    An unexpected surprise was how little we knew about the famous leaders that had influenced the lives of our local leaders. At first it started off with just a question on our interviews--"Name a famous leader you respect." Then we realized that we had never heard of some of these people and didn't know why they were famous leaders. We soon found ourselves doing research and adding a whole section on famous leaders which was not planned in the original site. One student was overhead saying "Gee, this Kennedy guy's life is pretty dry except for the part where he got shot." We feel this part of the project definitely helped us be more aware of a generation of leaders we knew little about.

    Another important discovery that we made was that many of us also had leadership potential. Our trip to the Vermont Leadership Center was one way we discovered this. As their trainers led us through games and activities that allowed us discover our leadership strengths and practice leadership skills, we discovered new things about ourselves and each other. The ropes course activities brought out the best in us and forced us to tap deep inside us for solutions to what seemed like impossible tasks. But by working as a team, we experienced success not only tightroping across ropes of the Northern Forest, but on our CyberFair Project as well.
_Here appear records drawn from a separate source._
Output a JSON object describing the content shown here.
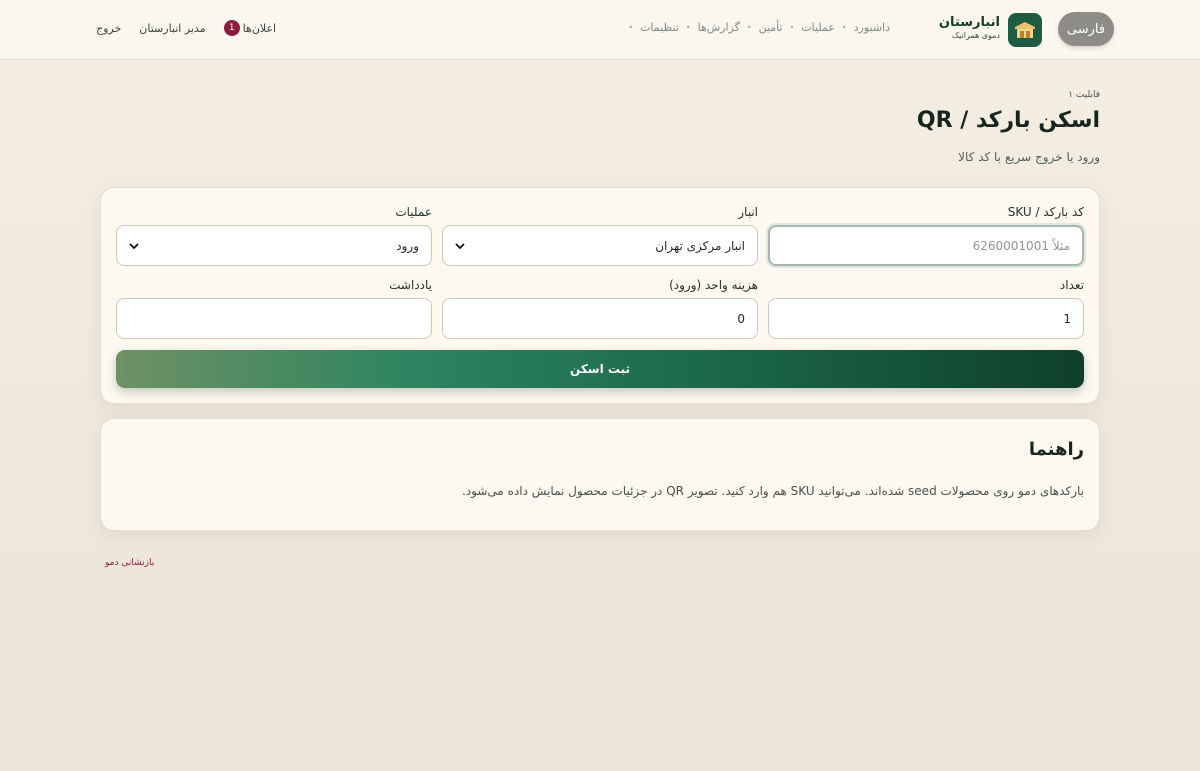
{
  "header": {
    "lang_button": "فارسی",
    "brand_name": "انبارستان",
    "brand_sub": "دموی همراتیک",
    "nav": [
      {
        "label": "داشبورد"
      },
      {
        "label": "عملیات"
      },
      {
        "label": "تأمین"
      },
      {
        "label": "گزارش‌ها"
      },
      {
        "label": "تنظیمات"
      }
    ],
    "notifications_label": "اعلان‌ها",
    "notifications_count": "1",
    "user_name": "مدیر انبارستان",
    "logout_label": "خروج"
  },
  "page": {
    "eyebrow": "قابلیت ۱",
    "title": "اسکن بارکد / QR",
    "subtitle": "ورود یا خروج سریع با کد کالا"
  },
  "form": {
    "barcode": {
      "label": "کد بارکد / SKU",
      "placeholder": "مثلاً 6260001001",
      "value": ""
    },
    "warehouse": {
      "label": "انبار",
      "value": "انبار مرکزی تهران"
    },
    "operation": {
      "label": "عملیات",
      "value": "ورود"
    },
    "quantity": {
      "label": "تعداد",
      "value": "1"
    },
    "unit_cost": {
      "label": "هزینه واحد (ورود)",
      "value": "0"
    },
    "note": {
      "label": "یادداشت",
      "value": ""
    },
    "submit_label": "ثبت اسکن"
  },
  "guide": {
    "title": "راهنما",
    "text": "بارکدهای دمو روی محصولات seed شده‌اند. می‌توانید SKU هم وارد کنید. تصویر QR در جزئیات محصول نمایش داده می‌شود."
  },
  "footer": {
    "reset_label": "بازنشانی دمو"
  },
  "colors": {
    "brand": "#1d5c41",
    "badge": "#8c1c3a",
    "accent_dark": "#0f3f2c"
  }
}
    This whole experience was one of discoveries, lessons, and even a few surprises. We learned things about ourselves, about working as a group, about technology, and about our community, past and present.